Skip to main content
padlock icon - secure page this page is secure

Total and free testosterone concentrations are strongly influenced by age and central obesity in men with type 1 and type 2 diabetes but correlate weakly with symptoms of androgen deficiency and diabetes‐related quality of life

Buy Article:

$59.00 + tax (Refund Policy)

Summary

Objective  Testosterone levels are commonly lowered in men with diabetes, but it is unclear how these relate to symptoms of hypogonadism and quality of life. We sought to investigate the relationship between testosterone levels, symptoms of androgen deficiency, erectile function and quality of life in men with type 1 and type 2 diabetes.

Design and subjects  Cross‐sectional study of 115 men with type 2 diabetes, 93 men with type 1 diabetes and 121 healthy controls.

Measurements  Total, bioavailable and free testosterone levels were measured or calculated by Vermuelen’s formula. Quality of life and symptom scores were assessed by the Audit of Diabetes Dependent Quality of Life (ADDQoL), androgen deficiency in the aging male (ADAM) and International Index of Erectile Function (IIEF) questionnaires.

Results  Forty‐five and sixty‐one per cent of men with type 2 diabetes had low total and calculated free testosterone (CFT) levels, respectively. Total testosterone (TT) levels were not lowered in men with type 1 diabetes, but 32% had low CFT. After adjustment for age and waist circumference, only CFT in men with type 2 diabetes (−0·037 nm, 95% CI −0·075 to −0·0003, P = 0.048) remained lowered compared with controls. CFT correlated weakly with ADAM (r = −0·26, 95% CI −0.42 to −0·08, P = 0·006), IIEF (r = 0.19, 95% CI 0.01–0.37, P = 0.042) and ADDQoL (r = 0.21, 95% CI 0·03 to 0·38, P = 0·022) scores in men with type 2, but not type 1 diabetes.

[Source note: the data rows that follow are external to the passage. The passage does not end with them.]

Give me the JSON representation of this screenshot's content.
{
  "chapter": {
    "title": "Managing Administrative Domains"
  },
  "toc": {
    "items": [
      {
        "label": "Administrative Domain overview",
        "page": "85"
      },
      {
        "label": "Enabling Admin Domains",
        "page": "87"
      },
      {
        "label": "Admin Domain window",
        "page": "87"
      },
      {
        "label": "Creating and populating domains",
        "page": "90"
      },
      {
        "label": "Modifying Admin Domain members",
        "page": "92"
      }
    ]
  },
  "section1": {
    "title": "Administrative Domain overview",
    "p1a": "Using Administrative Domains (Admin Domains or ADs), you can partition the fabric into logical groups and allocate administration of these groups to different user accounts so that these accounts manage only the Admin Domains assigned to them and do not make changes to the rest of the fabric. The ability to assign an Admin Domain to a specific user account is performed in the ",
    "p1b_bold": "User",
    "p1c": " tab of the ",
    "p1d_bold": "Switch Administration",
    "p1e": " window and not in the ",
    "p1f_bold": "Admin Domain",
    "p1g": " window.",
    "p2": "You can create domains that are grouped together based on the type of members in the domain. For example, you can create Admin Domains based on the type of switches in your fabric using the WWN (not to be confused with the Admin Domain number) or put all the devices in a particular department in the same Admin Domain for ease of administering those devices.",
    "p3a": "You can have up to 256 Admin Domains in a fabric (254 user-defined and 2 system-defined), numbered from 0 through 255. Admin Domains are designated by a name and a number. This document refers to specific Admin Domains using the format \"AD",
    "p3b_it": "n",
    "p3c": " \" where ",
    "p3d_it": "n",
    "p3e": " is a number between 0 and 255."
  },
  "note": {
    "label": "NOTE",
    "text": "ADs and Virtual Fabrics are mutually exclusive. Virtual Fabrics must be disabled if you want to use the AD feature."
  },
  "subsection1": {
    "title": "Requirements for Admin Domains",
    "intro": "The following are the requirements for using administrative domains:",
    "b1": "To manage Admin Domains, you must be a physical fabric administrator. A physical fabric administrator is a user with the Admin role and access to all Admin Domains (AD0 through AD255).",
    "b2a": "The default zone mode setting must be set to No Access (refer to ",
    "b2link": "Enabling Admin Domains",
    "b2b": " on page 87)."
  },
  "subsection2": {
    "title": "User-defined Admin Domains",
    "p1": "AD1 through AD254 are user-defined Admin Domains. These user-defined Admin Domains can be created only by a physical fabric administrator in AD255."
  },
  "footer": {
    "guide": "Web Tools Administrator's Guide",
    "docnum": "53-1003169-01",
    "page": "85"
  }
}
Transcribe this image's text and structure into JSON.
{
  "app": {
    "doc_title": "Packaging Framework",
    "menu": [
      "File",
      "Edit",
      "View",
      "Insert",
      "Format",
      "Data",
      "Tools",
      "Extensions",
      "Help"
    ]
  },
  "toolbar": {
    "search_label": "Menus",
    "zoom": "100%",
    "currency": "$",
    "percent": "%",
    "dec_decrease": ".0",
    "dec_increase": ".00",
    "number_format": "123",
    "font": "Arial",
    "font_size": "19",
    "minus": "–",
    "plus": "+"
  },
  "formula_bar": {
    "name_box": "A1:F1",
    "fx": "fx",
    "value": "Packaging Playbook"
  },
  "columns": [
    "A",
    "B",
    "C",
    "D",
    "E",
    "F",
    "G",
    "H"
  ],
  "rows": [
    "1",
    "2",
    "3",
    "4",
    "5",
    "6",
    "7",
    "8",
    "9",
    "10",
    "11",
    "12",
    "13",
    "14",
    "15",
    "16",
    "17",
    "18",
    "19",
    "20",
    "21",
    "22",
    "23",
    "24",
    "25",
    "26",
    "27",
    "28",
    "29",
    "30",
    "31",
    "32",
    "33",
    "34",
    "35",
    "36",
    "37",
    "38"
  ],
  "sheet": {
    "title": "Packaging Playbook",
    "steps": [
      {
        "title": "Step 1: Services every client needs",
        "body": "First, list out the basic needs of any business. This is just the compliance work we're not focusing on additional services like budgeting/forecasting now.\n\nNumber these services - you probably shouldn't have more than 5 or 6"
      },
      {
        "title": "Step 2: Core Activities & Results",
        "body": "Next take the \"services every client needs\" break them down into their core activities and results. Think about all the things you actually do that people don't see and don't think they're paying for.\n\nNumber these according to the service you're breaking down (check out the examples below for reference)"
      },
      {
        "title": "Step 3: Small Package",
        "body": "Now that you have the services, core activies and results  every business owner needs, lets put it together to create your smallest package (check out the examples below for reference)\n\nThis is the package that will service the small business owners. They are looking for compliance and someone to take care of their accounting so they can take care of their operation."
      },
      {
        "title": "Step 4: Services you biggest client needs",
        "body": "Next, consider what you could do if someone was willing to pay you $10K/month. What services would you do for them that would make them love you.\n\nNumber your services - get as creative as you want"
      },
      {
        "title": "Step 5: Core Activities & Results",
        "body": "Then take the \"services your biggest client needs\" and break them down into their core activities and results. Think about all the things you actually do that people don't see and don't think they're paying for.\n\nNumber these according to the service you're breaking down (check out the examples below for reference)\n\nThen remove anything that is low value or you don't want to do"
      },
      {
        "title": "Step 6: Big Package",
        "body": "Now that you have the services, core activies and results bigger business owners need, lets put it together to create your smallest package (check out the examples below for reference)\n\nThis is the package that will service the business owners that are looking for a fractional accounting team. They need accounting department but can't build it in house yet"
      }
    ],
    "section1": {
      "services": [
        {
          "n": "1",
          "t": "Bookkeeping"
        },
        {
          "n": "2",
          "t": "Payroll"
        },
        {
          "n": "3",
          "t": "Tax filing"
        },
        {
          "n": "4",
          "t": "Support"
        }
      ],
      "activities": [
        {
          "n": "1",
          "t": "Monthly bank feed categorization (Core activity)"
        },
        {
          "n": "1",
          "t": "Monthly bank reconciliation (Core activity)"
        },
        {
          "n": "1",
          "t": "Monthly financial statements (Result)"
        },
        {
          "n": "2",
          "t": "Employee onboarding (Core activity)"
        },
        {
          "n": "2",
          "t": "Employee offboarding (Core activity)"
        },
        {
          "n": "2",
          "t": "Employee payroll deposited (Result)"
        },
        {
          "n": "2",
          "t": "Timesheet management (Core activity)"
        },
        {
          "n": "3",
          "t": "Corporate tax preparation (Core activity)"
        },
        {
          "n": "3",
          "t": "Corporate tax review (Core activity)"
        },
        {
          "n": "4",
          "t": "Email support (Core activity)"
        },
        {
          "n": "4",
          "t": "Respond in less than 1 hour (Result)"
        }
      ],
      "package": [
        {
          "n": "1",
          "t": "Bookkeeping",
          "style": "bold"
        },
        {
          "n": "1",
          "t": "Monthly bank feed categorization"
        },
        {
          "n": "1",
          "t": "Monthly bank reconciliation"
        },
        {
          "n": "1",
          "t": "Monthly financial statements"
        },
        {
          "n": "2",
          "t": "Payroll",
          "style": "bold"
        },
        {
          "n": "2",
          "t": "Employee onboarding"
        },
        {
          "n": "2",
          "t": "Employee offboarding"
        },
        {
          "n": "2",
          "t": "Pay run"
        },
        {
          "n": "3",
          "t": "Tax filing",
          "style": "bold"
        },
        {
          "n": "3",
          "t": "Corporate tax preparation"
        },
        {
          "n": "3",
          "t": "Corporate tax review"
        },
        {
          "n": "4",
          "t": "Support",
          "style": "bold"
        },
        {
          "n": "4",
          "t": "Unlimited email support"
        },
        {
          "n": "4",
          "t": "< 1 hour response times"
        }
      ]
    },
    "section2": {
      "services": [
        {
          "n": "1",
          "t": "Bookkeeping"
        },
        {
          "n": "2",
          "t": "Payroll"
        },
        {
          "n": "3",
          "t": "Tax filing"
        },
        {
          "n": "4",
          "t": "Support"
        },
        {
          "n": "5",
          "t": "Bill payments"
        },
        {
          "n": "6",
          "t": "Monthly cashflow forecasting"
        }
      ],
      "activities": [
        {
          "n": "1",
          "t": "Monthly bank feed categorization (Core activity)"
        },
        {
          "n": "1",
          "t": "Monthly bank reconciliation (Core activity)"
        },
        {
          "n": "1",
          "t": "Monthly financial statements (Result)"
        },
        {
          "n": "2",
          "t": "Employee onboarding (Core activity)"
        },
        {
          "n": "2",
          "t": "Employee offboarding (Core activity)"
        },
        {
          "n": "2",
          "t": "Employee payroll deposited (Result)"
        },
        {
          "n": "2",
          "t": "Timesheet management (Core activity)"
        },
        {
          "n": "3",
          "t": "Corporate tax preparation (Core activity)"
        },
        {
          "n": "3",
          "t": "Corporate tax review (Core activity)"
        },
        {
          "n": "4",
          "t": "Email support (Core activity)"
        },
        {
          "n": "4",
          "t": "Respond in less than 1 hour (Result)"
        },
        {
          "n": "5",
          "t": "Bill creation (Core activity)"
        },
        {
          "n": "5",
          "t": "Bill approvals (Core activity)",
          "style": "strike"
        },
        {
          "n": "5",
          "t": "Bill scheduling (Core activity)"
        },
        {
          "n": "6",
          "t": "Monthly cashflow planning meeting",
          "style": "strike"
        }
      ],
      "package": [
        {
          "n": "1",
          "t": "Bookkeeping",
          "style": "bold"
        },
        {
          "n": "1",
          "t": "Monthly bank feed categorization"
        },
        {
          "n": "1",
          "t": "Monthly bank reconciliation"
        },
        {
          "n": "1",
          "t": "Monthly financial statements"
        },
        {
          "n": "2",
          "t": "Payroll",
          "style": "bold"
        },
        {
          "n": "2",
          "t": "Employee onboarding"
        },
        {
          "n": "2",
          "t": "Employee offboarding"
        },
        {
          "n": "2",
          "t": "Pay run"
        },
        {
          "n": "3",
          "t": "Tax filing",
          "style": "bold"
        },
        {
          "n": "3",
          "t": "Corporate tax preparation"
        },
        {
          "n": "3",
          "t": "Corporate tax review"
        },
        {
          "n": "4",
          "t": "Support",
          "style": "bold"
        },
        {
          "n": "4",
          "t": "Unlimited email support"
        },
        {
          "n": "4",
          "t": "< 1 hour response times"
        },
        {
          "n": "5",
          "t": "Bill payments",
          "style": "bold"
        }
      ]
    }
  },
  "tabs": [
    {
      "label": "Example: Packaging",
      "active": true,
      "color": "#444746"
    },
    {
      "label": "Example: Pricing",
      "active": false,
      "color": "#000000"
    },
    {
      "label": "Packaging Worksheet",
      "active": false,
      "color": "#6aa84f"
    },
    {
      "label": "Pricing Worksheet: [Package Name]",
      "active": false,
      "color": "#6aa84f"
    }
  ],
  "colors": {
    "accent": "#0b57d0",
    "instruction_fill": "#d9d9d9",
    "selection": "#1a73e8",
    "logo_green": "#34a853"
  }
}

Age exerted the predominant effect on erectile function in both groups, in a model incorporating age, testosterone level and complications.

Conclusions  Testosterone levels are strongly affected by age and central obesity in men with type 1 and type 2 diabetes but correlate weakly with symptoms of androgen deficiency and erectile function. Testosterone levels do not appear to be a major determinant of quality of life in patients with diabetes.
No References
No Citations
No Supplementary Data
No Article Media
No Metrics

Document Type: Research Article

Affiliations: 1: Department of Medicine and Medical Biochemistry, Royal Gwent Hospital, 2: Department of Medical Biochemistry, Royal Gwent Hospital, Newport 3: Department of Primary Care and Public Health, School of Medicine, Cardiff University, 4: Centre for Endocrine and Diabetes Sciences, School of Medicine, Cardiff University, Cardiff, UK

Publication date: May 1, 2012

  • Access Key
  • Free content
  • Partial Free content
  • New content
  • Open access content
  • Partial Open access content
  • Subscribed content
  • Partial Subscribed content
  • Free trial content
Cookie Policy
X
Cookie Policy
Ingenta Connect website makes use of cookies so as to keep track of data that you have filled in. I am Happy with this Find out more